  16. Mazarine says:

    Dear Dr. Davis,

    Did you see that new york times article, talking about how if a mother has celiac disease, is supposedly making a child 350% more likely to be autistic?

    http://www.nytimes.com/2012/08/26/opinion/sunday/immune-disorders-and-autism.html

    Just thought the autism epidemic might be linked to wheat. Wouldn’t that be horrible?

    Mazarine

    • Dr. Davis says:

      I have long suspected this to be true, Mazarine.

      It is simply too consistent with what we already know about modern semi-dwarf wheat and its relationship to multiple inflammatory and autoimmune diseases.

  17. Jill says:

    I was just watching a you tube video of a seminar you did and had to watch it AGAIN to try to comprehend what you have discovered. I have a question, is it just the “clearfield” wheat or all wheats? I have access to locally grown organic wheat, not sure yet what (strain?) it is but if it’s NOT clearfield would you consider that a safe alternative?

  18. Bettye says:

    We have autistic patients, children, that have been helped with NRT and gluten free diet. However the remedies in testing call for brain support and proDHA from Nordic Naturals for sleep and calmness and managing anxiety. Sometimes their heart is taxed from all that and cardiac food support is allowed. We find these kind of children inevitably cheat or try to cheat and then toxins form with all the emotional overload from their anxiety and require support for the immune challenges.

    • Boundless says:

      > We have autistic patients, children, that have been helped with NRT and gluten free diet. However…

      However, gluten free rarely means low carb, and doesn’t imply high fat at all (which may be what they need). What else are they eating?

  19. Frank - Spring,Texas says:

    Dr.Davis !
    Suprised there is no mention of the possible effect that a Wheat Free Lifstyle would have on kids who are ADHD.

  20. Annika says:

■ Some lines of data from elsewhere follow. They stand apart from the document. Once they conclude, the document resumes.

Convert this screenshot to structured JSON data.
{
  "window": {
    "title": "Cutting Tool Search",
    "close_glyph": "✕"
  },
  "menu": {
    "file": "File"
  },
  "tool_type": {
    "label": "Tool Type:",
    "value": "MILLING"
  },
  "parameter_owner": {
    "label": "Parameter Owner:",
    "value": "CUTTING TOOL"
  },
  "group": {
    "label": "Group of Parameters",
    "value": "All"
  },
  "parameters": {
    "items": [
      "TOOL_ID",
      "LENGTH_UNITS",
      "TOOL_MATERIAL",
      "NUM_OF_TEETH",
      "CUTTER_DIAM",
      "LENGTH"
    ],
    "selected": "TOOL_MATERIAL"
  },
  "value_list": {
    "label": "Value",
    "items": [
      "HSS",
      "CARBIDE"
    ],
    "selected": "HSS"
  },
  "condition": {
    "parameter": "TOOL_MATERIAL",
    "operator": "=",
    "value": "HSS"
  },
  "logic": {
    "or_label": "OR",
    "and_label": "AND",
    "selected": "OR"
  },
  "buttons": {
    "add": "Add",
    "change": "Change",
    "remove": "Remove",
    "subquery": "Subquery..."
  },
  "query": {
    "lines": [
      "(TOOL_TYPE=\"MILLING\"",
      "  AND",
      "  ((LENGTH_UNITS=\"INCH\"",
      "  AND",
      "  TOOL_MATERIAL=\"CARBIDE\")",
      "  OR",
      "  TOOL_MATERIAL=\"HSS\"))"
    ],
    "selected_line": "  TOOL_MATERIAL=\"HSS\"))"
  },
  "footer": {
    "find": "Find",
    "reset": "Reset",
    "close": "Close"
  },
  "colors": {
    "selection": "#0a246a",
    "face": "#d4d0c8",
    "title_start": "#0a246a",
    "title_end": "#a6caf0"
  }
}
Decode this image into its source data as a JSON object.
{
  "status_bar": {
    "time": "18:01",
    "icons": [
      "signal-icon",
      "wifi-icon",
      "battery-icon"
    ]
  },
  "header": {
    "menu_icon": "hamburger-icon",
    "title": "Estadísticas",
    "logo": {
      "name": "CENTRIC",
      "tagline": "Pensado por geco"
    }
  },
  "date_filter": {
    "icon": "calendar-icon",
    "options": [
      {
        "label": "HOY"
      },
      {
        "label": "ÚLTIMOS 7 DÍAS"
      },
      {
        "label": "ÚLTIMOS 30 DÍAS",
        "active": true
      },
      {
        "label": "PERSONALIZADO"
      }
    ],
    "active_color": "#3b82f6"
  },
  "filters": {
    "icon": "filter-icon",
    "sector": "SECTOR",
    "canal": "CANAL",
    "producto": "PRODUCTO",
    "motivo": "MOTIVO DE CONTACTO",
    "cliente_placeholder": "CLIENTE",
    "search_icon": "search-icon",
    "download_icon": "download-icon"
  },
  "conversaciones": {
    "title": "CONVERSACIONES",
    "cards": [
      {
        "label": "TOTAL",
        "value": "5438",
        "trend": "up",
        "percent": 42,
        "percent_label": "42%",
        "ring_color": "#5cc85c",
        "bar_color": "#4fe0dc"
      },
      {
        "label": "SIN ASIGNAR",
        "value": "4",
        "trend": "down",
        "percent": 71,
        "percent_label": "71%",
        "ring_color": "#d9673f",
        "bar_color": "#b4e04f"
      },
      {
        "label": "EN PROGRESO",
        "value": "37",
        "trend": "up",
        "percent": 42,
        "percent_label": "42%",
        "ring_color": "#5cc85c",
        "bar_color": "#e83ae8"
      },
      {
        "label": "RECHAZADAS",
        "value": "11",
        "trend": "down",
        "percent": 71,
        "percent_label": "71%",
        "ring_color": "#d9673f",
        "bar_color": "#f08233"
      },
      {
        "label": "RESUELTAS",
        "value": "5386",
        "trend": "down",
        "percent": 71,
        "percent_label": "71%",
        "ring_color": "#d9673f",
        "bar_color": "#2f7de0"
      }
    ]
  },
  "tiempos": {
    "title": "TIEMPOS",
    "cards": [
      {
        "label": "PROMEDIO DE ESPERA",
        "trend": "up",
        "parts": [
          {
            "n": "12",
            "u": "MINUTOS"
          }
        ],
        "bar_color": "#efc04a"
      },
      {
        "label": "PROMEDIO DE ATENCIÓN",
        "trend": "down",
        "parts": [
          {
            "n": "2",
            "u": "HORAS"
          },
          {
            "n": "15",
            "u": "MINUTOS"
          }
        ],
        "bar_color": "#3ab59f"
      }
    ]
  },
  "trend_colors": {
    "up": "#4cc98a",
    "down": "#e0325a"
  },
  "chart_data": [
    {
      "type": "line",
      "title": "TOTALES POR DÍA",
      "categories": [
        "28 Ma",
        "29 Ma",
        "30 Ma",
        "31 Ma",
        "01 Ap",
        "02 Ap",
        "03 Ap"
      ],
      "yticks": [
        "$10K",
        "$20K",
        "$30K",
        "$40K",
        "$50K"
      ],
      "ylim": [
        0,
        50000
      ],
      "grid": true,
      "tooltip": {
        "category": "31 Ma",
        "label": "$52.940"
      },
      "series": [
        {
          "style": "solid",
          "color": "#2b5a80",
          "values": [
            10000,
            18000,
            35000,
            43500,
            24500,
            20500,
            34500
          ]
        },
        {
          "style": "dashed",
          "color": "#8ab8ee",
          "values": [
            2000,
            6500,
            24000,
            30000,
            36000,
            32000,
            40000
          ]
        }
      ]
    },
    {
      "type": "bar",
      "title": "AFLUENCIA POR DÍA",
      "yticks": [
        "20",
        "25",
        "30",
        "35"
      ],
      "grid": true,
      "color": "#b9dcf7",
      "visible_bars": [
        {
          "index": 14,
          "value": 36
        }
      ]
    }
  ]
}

    Dr. Davis: Have been interested in your information as well as just having ordered the book. I am a diabetic, with autoimmune problems, ranging from thyroid, to arthritis, and have been gluten free for 2 years. Our son with Autism has been gluten free for 20 years. Just wondering why you do not recommend the gluten free products like the flours. They still have problems?
    We have no one in the family like our son, but I was addicted to carbs. Have lost over 49 pounds and am healthier, and look totally different. I have wondered if wheat was the trigger for our son’s Autism. When we removed it he did so much better. Thank you!

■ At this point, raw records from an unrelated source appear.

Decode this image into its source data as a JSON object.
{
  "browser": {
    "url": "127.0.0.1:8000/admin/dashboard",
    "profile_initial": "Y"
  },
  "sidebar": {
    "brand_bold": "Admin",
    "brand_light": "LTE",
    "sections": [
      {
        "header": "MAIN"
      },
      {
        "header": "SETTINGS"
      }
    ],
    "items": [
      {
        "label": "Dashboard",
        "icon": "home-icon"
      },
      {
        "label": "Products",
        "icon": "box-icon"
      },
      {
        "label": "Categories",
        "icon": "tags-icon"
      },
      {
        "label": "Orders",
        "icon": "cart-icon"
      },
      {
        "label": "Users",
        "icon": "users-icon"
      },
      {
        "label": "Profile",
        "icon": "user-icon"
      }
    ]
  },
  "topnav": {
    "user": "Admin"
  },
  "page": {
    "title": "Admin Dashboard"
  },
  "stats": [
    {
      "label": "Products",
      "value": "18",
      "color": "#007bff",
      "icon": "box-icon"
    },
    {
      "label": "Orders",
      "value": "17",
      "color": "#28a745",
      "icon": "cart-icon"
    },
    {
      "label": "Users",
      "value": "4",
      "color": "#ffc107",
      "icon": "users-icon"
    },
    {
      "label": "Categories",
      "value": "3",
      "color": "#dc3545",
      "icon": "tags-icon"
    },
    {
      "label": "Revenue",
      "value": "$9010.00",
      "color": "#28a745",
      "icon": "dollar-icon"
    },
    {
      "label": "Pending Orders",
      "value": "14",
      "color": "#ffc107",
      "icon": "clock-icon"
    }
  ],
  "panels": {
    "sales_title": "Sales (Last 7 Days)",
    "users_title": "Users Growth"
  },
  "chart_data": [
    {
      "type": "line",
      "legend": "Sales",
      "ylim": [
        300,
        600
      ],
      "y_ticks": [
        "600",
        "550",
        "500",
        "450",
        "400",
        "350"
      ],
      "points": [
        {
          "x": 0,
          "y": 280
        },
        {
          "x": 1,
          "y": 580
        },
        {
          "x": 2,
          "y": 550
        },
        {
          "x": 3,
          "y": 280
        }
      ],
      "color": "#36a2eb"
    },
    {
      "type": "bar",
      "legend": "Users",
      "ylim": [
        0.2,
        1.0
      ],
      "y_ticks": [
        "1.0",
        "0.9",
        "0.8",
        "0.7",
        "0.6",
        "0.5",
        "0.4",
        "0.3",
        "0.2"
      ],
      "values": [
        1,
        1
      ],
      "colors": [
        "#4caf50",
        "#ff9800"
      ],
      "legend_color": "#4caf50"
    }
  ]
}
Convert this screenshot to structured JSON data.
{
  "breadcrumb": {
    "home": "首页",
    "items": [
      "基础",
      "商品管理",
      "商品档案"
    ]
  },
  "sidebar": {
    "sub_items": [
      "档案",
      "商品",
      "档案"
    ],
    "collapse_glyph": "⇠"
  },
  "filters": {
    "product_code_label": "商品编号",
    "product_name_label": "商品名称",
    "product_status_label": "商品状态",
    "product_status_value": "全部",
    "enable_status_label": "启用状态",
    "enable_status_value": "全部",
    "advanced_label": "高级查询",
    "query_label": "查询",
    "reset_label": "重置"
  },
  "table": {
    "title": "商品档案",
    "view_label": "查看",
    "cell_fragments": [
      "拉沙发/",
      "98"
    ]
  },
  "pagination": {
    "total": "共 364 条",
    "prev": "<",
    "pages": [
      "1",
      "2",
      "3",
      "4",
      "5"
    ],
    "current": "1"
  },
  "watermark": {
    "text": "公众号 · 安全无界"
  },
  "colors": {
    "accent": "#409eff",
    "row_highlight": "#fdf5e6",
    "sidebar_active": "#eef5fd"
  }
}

    Annika

    • Dr. Davis says:

      Well, Annika, gluten-free products made with rice flour, cornstarch, tapioca starch, and potato starch are AWFUL!

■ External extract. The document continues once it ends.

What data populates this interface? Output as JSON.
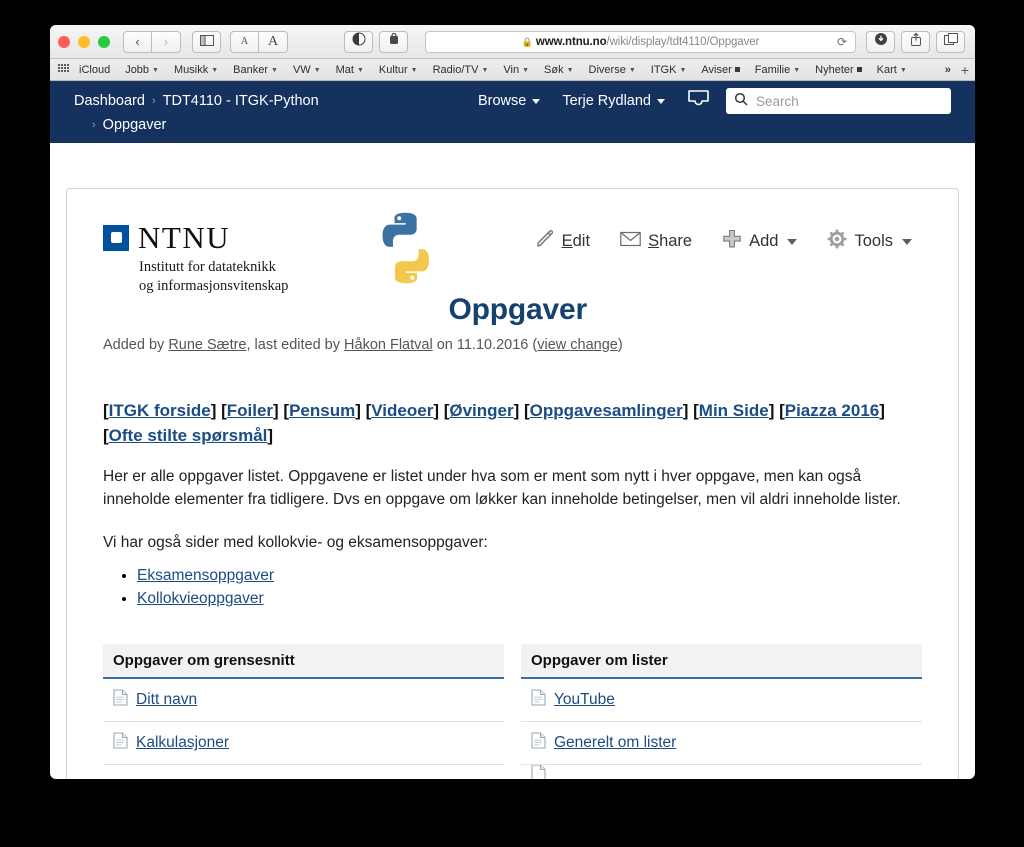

      The very high blood sugars that result after their consumption are exceptionally unhealthy. That is why you see the recipes in the Wheat Belly book and on this blog do not use them, but use almond meal, coconut flour, ground golden flaxseed, etc. that do NOT raise blood sugar. Remember: High blood sugar is a very fundamental issue that leads to cataracts, arthritis, hypertension, diabetes, heart disease, dementia, and cancer. Yes, conventional gluten-free products cause dementia and cancer!